United States starts testing first Coronavirus vaccines against covid-19 on human


The first Coronavirus vaccine trials against the new COVID-19 coronavirus commenced in the United States on Monday on human volunteers. The vaccine will be tested on a group of 45 healthy volunteers at the Kaiser Permanente research center in the city of Seattle. According to a press release from that institution, the first four volunteers already received this Monday the corresponding dose of this clinical trial backed by the Donald Trump government.
United States starts testing first Coronavirus vaccines against covid-19 on human

The first Coronavirus vaccine trials against the new COVID-19 coronavirus commenced in the United States on Monday on human volunteers.

The vaccine will be tested on a group of 45 healthy volunteers at the Kaiser Permanente research center in the city of Seattle.
According to a press release from that institution, the first four volunteers already received this Monday the corresponding dose of this clinical trial backed by the Donald Trump government.

The vaccine cannot cause covid-19 but it contains a harmless genetic code copied from the virus that causes the disease.
According to experts, it will take several months to know if this vaccine works or others that are in development.

Research at a forced pace

Scientists around the world are trying to speed up the pace of research.
In the case of these first human trials, funded by the National Institutes of Health (NIH), they are skipping a previous step that is normally used in this type of study: first making sure that the vaccine is capable of eliciting an immune response in animals.
But the biotech company behind this research, Moderna Therapeutics, claims that the vaccine was created using a process of proven reliability.

This coronavirus vaccine uses pre-existing technology. 

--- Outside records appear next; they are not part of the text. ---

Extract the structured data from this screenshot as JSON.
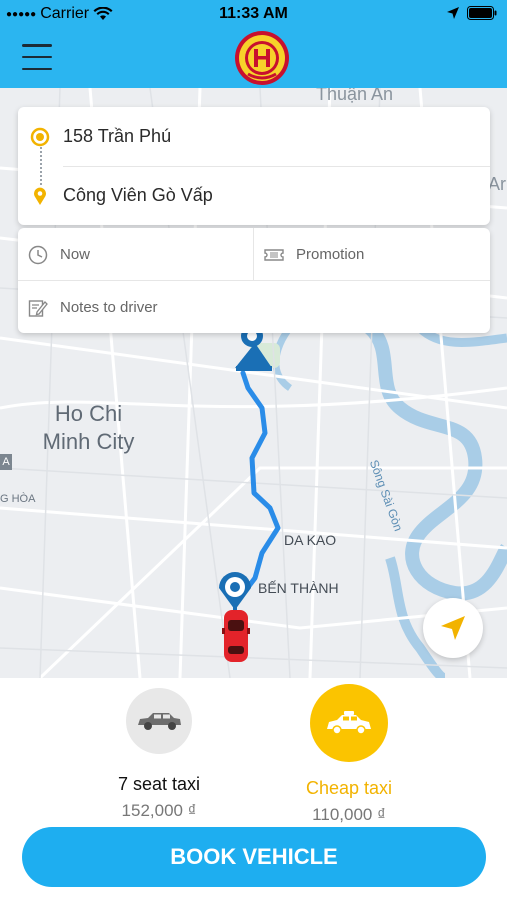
{
  "status_bar": {
    "carrier": "Carrier",
    "time": "11:33 AM"
  },
  "header": {
    "menu_icon": "hamburger-menu-icon",
    "logo": "company-logo"
  },
  "map": {
    "labels": {
      "city": "Ho Chi Minh City",
      "thuan_an": "Thuận An",
      "ar": "Ar",
      "da_kao": "DA KAO",
      "ben_thanh": "BẾN THÀNH",
      "song_sai_gon": "Sông Sài Gòn",
      "a_badge": "A",
      "hoa": "G HÒA"
    },
    "route_color": "#2a8ce8",
    "pickup_marker_color": "#1a6fb5",
    "car_color": "#e3232a"
  },
  "trip": {
    "from": "158 Trần Phú",
    "to": "Công Viên Gò Vấp"
  },
  "options": {
    "time": "Now",
    "promotion": "Promotion",
    "notes_placeholder": "Notes to driver"
  },
  "vehicles": [
    {
      "name": "7 seat taxi",
      "price": "152,000 ₫",
      "selected": false
    },
    {
      "name": "Cheap taxi",
      "price": "110,000 ₫",
      "selected": true
    }
  ],
  "book_button": "BOOK VEHICLE",
  "colors": {
    "primary": "#2bb5f0",
    "accent_yellow": "#fbc400",
    "button": "#1eaef0"
  }
}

It was created to a very high standard, employing things that we know are safe for people, and those who participate in the trial will be subjected to very rigorous monitoring, says Dr. John Tregoning, an expert in infectious diseases from Imperial College London.
Yes, this is very fast, but this is a race against the coronavirus, not against other scientists, and it is being done for the good of humanity, he adds.
Vaccines against viruses - such as measles - are usually made with weak or dead samples of the virus.
But the mRNA-1273 vaccine was not created with the virus that causes covid-19.
Instead, it includes a small segment of a genetic code copied from the virus that scientists have been able to create in a laboratory.

Hopefully this will prepare the body's own immune system to fight the actual infection.

Volunteers will receive different doses of the experimental vaccine. Each of them will be punctured in the arm twice, 28 days apart between doses.
But even if these initial tests go well, it could still take up to 18 months for a potential vaccine to be available to the general public.

Share:

No comments:

Post a Comment

Note: Only a member of this blog may post a comment.

ad

Popular News

Recent Posts